#### WHAT NEEDS TO BE DONE:
What lines below include the word "licences"? Copy each one.

Page and application data records
******************************
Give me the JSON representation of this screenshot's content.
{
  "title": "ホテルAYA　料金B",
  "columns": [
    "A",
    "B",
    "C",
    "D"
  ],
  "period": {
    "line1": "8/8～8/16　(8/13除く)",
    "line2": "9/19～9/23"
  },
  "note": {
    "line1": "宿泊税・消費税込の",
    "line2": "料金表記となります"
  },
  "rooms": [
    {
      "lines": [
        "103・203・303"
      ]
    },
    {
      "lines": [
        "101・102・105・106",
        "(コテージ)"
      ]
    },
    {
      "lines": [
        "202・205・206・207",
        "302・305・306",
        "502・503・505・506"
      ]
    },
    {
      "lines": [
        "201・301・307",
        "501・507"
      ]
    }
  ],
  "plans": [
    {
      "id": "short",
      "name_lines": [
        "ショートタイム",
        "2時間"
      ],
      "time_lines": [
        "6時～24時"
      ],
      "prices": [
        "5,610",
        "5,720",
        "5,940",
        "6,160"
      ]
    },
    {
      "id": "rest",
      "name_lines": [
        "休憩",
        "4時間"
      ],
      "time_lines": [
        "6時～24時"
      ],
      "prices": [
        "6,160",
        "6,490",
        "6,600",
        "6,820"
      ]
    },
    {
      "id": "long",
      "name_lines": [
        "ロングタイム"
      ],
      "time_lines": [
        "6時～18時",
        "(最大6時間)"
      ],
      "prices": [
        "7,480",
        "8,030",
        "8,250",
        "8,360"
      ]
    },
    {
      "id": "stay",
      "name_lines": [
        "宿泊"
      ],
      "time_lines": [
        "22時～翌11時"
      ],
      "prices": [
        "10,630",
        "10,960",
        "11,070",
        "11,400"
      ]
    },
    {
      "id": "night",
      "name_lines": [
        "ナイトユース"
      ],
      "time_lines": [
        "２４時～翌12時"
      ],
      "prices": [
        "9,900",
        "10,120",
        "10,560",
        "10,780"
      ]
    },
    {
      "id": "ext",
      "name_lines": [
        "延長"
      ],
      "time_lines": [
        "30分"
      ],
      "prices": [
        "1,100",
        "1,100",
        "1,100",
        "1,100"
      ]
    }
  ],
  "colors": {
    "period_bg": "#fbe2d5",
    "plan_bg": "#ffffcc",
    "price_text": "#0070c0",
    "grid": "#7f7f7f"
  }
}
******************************
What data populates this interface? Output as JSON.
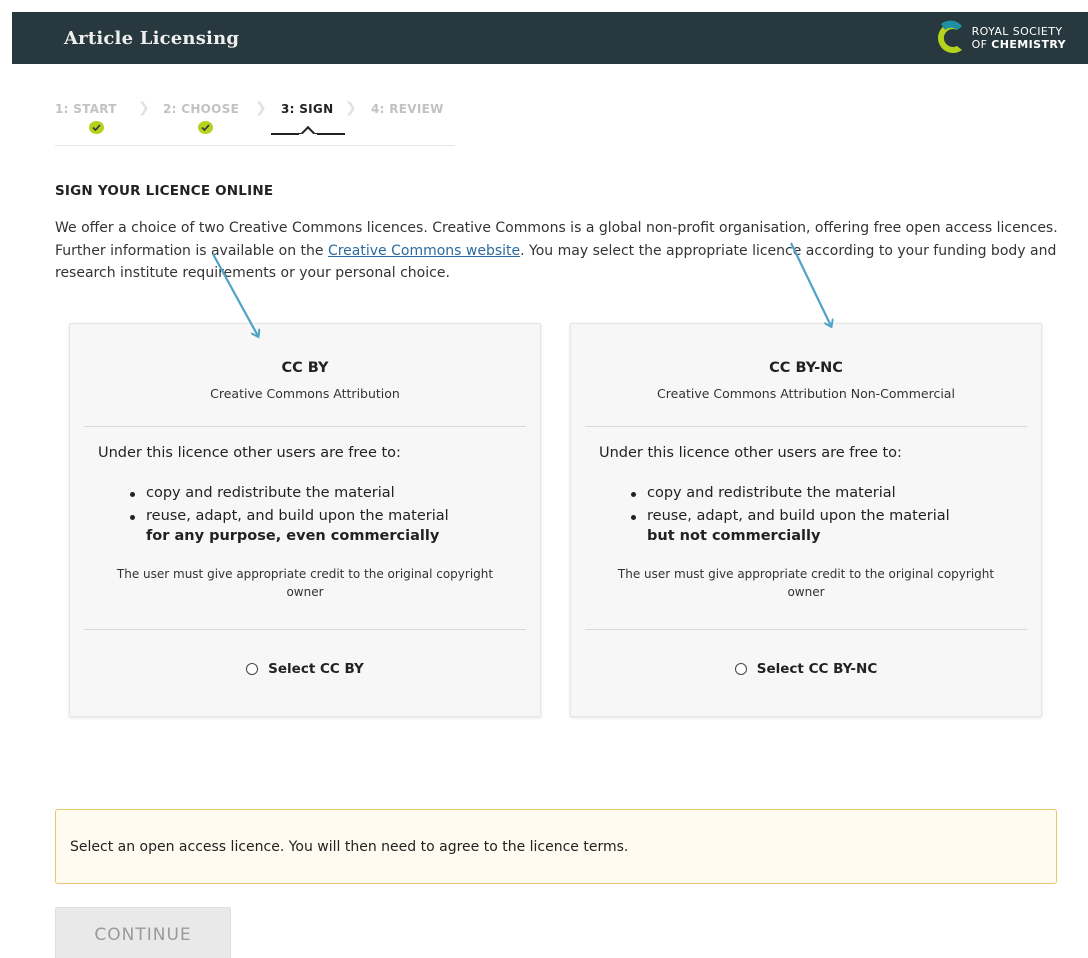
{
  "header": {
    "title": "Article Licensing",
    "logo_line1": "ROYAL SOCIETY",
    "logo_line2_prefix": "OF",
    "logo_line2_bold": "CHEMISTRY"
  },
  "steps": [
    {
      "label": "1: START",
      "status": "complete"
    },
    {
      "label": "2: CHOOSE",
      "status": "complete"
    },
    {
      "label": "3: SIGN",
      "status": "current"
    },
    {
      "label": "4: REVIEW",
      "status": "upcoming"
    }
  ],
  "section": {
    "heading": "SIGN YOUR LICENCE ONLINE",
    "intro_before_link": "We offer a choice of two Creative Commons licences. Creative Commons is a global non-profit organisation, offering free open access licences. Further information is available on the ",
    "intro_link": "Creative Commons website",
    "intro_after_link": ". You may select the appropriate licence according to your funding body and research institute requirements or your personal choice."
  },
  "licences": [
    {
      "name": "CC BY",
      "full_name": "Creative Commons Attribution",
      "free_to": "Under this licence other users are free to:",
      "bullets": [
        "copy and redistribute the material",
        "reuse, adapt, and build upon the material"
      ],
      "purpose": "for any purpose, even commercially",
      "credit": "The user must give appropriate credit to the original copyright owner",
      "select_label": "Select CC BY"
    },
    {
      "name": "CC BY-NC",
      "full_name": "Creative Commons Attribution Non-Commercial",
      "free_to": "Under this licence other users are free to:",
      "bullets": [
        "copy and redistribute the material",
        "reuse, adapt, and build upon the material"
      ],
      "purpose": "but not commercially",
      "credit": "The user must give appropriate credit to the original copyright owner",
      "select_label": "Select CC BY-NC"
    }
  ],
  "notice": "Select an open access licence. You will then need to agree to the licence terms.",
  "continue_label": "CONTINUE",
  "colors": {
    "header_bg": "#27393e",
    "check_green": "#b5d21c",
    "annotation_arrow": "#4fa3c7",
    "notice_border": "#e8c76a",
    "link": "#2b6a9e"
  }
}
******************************
#### SOLUTION TO THE PROBLEM:
    "intro_before_link": "We offer a choice of two Creative Commons licences. Creative Commons is a global non-profit organisation, offering free open access licences. Further information is available on the ",
  "licences": [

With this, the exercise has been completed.